If you told Michigan residents that for just $1 a month they could enjoy vehicle access to more than 100 state parks and recreation areas, 140 state forest campgrounds, hundreds of miles of state trails, historic sites, family-friendly events, hundreds of boating access sites and other outdoor spaces, most likely would jump at the chance. Starting March 1, they can.
The Michigan Department of Natural Resources today announced that the regular Recreation Passport vehicle entry fee for residents will increase from $11 to $12 – the first Recreation Passport price increase since January 2013. All other resident Passport fees stay the same, including those for motorcycles, mopeds and commercial vehicles.
The change is due to a statutory provision to adjust the Recreation Passport fee based upon the Consumer Price Index as determined by the federal Bureau of Labor Statistics. That statutory requirement was put into law when the Recreation Passport funding model was created in 2010 to ensure the funding source keeps pace with inflation.
DNR Parks and Recreation Chief Ron Olson said it isn’t widely known that Michigan state parks are largely self-supporting. The steady growth in Recreation Passport revenue has been a key part in helping the department tackle some high-priority areas.
“Although we were not anticipating a $1 increase this year, the additional revenue will help fill in funding gaps,” Olson said. “We are continually working on challenges including rising wages, the ever-increasing cost of goods and services and $278 million worth of significant infrastructure repairs and projects.”
Approximately 93.5 percent of state parks funding is generated by user fees and royalty revenues:
- Camping and lodging reservation fees provide 47 percent.
- Recreation Passport sales offer 26 percent.
- Gas and mineral royalty revenues provide 15 percent.
- Concessions, shelter reservations and other revenue sources bring in another 5.5 percent.
The remaining funding – approximately 6.5 percent – is provided from miscellaneous sources (including general tax dollars).
Recreation Passport back story
In 2004, state parks were removed from the state’s general fund because it was believed that camping fees could sustain the then 99-park system. As a result, revenue generated by motor vehicle stickers and camping fees became even more critical.
The Citizens Advisory Committee for Michigan State Parks, created in 2005, was charged with finding a long-term funding solution that would 1) address the nearly $300 million backlog of infrastructure needs, and 2) ensure that Michiganders could affordably continue using the parks.

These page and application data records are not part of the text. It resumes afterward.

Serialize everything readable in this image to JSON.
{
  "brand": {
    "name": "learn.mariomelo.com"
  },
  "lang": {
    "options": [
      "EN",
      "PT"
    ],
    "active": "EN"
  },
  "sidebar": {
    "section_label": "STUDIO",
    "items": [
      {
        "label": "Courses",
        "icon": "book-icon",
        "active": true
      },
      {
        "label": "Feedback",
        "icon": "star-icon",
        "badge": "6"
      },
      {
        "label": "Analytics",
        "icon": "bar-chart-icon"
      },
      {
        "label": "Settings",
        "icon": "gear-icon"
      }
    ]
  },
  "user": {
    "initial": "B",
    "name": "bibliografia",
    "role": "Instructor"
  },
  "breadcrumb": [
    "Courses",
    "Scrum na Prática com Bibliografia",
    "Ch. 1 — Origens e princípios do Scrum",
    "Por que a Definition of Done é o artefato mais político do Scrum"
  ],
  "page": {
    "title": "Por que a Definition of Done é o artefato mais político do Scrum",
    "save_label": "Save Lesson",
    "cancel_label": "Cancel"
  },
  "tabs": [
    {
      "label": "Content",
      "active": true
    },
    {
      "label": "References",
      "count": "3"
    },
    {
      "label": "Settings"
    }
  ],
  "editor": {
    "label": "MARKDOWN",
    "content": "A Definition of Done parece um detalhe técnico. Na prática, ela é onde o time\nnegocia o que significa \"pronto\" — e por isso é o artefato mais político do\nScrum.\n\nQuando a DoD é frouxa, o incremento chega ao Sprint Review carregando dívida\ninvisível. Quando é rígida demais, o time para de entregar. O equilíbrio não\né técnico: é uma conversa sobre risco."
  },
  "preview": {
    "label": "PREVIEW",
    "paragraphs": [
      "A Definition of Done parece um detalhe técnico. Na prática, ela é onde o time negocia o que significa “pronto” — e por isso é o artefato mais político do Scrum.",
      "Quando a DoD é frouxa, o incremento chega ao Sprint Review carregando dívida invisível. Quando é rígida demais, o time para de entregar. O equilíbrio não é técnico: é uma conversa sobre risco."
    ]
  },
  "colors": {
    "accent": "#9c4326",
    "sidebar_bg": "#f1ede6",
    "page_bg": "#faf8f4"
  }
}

The committee ultimately recommended the creation of the model linking motor vehicle registrations to the Recreation Passport.
“Those early conversations and research done by the citizens committee and many DNR employees laid the foundation for today’s Recreation Passport,” Olson said. “These were important steps in the right direction.”
The next few years made it clear that the existing funding model could not keep the state parks and recreation system afloat. Work on the new Recreation Passport funding model began in earnest, supported by bipartisan cooperation in the state House and the Senate, and the Recreation Passport bill was signed into law in April 2010 and took effect six months later.
Recreation Passport rationale, structure
The Recreation Passport model is based both on reducing the customer’s cost and tying the purchase of a park pass to the Secretary of State’s vehicle registration process. The change relied on the notion that more people would buy the new Recreation Passport than would purchase the existing motor vehicle permit because:
- The Recreation Passport purchase option would be put in front of every vehicle owner (rather than just those who visited state parks and bought the motor vehicle permit there).
- The Recreation Passport (then $10) cost significantly less than the motor vehicle permit ($24).
During the Recreation Passport’s first year, an additional $7 million was generated.
All revenue generated by Recreation Passport sales goes into a restricted fund that supports state park infrastructure and operations, a local grant program for community recreation agencies, state forest campgrounds and nonmotorized pathways and trails, cultural and historic resource restoration, and marketing and promotion.
Nonresident Recreation Passport fee
The Consumer Price Index change also signaled a one-dollar increase – from $33 to $34 – for nonresident Recreation Passport purchases, effective Jan. 1, 2020. All other passport fees will stay the same.
The start dates for the increase to both residents and nonresidents are staggered due to the time it takes to integrate changes tied to vehicle registration.
Learn more about how the Recreation Passport supports, protects and provides easy, affordable access to the great outdoors HERE